(Entries from a dataset of interfaces)
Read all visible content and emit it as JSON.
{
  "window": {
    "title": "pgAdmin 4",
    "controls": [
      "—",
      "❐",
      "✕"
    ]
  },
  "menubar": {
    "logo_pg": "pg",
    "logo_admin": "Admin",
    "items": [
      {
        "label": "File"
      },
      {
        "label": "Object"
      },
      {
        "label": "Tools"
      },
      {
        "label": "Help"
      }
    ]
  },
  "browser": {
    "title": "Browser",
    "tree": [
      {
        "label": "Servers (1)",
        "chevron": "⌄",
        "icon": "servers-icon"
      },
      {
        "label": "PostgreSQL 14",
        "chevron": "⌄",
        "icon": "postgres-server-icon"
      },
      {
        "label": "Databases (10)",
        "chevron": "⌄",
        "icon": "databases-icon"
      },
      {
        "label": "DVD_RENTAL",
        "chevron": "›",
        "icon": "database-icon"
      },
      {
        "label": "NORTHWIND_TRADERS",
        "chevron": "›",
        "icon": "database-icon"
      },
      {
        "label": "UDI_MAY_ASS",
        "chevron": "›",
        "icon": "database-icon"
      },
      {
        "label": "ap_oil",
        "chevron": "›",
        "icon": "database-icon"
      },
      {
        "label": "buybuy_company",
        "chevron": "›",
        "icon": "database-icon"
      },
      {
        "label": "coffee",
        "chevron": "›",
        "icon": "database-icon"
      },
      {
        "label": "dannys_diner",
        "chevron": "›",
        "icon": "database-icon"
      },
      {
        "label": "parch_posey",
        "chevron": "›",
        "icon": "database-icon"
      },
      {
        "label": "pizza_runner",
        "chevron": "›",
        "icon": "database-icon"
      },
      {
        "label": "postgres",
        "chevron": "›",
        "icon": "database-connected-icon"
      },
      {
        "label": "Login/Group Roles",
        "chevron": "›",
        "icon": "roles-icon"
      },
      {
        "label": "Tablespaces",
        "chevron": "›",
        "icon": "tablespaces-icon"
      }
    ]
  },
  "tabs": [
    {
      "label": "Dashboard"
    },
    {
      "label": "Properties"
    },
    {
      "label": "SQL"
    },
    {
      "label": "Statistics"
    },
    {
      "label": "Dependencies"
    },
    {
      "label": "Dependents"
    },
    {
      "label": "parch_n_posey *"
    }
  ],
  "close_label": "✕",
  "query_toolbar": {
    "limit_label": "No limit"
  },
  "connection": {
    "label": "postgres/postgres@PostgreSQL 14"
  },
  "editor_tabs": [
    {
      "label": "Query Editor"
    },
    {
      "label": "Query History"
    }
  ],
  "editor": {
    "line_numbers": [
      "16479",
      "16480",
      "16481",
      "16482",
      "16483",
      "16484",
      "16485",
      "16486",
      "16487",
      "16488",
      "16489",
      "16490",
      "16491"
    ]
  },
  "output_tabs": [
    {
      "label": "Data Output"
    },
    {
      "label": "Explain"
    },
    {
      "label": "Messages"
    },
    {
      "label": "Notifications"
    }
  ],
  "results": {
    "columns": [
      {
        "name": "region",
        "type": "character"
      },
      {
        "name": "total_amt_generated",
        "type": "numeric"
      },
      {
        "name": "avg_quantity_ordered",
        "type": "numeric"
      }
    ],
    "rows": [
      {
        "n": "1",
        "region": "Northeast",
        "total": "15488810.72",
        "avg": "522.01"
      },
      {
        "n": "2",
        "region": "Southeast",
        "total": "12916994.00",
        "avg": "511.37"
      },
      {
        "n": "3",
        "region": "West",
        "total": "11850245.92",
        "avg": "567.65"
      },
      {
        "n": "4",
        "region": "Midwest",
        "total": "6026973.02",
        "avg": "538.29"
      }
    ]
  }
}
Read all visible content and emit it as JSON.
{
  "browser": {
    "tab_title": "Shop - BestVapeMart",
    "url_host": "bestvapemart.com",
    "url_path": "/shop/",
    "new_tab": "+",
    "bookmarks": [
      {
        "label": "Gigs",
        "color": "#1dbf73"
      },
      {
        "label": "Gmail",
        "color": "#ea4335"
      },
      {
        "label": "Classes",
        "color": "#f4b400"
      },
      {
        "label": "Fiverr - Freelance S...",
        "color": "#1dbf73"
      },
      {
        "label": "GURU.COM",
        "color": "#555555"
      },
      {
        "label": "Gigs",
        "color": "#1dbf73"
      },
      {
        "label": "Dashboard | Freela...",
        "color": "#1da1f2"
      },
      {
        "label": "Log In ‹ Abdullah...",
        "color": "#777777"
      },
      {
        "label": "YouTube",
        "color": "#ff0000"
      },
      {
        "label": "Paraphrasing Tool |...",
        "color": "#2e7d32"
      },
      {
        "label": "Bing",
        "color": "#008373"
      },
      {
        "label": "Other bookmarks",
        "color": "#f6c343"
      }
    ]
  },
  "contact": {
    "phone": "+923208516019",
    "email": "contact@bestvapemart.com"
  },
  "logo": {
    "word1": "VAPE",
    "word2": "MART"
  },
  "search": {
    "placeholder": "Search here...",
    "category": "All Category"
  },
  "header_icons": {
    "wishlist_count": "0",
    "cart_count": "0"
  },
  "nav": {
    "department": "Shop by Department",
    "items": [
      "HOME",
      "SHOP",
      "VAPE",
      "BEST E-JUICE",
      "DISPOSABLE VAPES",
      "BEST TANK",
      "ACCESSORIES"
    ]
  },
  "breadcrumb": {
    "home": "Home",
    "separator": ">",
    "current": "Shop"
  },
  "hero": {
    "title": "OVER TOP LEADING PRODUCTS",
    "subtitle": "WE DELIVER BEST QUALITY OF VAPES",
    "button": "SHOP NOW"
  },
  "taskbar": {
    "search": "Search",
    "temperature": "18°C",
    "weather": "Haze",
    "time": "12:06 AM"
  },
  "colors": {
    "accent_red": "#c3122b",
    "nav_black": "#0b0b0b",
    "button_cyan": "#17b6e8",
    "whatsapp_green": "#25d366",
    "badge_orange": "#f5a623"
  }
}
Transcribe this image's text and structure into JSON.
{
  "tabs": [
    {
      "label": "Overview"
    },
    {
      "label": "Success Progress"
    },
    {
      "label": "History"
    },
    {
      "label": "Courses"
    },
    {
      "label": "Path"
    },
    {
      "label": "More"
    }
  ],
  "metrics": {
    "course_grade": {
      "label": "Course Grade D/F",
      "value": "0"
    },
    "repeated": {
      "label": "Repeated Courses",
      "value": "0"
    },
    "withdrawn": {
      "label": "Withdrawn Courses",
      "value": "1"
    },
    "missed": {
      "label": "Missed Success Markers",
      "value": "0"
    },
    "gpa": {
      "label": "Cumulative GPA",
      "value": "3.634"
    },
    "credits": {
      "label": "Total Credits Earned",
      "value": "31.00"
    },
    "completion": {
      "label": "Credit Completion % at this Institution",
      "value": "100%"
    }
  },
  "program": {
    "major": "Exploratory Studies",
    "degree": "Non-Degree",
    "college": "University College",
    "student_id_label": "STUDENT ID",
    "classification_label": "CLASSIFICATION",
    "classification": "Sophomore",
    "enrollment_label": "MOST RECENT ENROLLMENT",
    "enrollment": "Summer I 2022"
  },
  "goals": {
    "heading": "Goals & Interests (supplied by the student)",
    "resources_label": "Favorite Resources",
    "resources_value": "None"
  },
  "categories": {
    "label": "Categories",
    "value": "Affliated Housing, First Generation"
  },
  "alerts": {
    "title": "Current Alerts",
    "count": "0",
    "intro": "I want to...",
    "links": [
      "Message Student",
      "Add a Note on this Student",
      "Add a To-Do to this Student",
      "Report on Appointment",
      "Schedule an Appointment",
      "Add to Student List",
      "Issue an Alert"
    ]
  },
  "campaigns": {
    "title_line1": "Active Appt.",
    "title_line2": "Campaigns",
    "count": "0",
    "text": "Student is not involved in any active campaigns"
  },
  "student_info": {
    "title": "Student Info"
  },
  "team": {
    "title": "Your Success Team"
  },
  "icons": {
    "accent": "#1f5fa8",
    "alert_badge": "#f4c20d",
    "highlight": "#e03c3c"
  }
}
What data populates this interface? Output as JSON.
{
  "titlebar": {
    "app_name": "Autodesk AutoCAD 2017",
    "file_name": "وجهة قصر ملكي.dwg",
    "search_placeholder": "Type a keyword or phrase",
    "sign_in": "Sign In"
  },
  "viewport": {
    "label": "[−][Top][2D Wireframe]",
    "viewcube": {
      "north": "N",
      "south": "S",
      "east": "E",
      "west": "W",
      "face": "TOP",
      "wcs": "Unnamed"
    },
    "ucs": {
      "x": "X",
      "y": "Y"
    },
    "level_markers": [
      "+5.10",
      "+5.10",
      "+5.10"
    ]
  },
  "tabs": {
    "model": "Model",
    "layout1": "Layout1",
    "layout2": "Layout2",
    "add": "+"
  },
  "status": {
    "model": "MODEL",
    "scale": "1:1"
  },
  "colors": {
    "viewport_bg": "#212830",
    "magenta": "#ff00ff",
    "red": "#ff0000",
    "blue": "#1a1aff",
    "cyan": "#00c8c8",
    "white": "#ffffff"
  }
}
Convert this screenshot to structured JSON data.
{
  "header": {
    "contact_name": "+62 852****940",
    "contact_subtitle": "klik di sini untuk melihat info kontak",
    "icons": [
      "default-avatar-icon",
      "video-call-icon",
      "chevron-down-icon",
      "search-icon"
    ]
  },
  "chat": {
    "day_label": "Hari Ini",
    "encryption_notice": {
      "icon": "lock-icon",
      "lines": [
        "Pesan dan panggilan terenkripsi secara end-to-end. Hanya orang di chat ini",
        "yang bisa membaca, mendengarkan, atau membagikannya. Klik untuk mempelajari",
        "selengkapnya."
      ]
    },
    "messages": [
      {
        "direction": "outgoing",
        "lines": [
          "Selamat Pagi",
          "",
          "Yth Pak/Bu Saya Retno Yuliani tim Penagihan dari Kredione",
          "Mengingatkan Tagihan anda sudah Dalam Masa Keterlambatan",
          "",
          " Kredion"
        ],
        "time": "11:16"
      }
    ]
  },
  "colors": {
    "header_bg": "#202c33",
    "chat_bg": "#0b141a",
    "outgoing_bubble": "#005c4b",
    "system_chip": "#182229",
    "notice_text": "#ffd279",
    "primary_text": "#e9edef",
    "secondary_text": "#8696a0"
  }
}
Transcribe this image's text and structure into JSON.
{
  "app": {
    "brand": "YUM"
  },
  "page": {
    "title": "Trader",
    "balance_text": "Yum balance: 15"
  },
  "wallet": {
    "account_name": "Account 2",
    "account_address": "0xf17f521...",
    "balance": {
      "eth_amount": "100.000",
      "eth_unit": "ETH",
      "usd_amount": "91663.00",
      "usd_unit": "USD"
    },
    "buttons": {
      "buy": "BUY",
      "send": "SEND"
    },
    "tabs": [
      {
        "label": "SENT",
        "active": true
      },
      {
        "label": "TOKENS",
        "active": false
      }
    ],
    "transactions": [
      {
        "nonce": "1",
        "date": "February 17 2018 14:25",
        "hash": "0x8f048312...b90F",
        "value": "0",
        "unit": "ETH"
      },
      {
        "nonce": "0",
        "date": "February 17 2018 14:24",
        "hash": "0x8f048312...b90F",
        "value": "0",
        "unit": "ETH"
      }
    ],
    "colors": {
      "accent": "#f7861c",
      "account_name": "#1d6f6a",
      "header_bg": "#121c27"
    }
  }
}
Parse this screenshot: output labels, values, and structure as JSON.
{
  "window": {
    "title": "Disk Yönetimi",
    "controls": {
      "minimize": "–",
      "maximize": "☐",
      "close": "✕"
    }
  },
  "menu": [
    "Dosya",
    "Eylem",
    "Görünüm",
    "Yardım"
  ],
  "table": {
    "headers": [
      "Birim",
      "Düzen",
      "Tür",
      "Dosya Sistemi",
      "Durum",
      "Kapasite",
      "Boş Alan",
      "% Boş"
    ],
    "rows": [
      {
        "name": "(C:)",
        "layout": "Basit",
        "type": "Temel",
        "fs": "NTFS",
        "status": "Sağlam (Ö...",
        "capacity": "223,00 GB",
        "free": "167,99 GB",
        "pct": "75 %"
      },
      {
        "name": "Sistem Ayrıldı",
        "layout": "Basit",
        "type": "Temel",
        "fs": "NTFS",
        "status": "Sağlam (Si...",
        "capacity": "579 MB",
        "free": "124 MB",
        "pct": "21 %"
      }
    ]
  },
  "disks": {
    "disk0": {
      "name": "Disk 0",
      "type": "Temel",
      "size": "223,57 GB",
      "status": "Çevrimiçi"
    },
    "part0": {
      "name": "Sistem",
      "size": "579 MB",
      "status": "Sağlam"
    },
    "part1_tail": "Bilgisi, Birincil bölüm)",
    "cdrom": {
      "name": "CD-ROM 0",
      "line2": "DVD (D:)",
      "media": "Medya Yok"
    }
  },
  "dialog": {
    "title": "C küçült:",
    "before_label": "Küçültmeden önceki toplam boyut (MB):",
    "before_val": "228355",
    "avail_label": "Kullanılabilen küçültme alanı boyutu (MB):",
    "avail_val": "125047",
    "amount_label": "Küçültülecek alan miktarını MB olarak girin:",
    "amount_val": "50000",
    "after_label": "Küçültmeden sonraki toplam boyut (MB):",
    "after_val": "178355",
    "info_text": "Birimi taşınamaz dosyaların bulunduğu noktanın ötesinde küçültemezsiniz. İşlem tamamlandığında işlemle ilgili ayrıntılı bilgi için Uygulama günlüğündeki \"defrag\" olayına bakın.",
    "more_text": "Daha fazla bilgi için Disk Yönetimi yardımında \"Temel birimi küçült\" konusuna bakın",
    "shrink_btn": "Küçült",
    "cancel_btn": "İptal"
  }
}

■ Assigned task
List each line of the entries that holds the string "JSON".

■ Response area
Read all visible content and emit it as JSON.
Read all visible content and emit it as JSON.
Transcribe this image's text and structure into JSON.
What data populates this interface? Output as JSON.
Convert this screenshot to structured JSON data.
Transcribe this image's text and structure into JSON.
Parse this screenshot: output labels, values, and structure as JSON.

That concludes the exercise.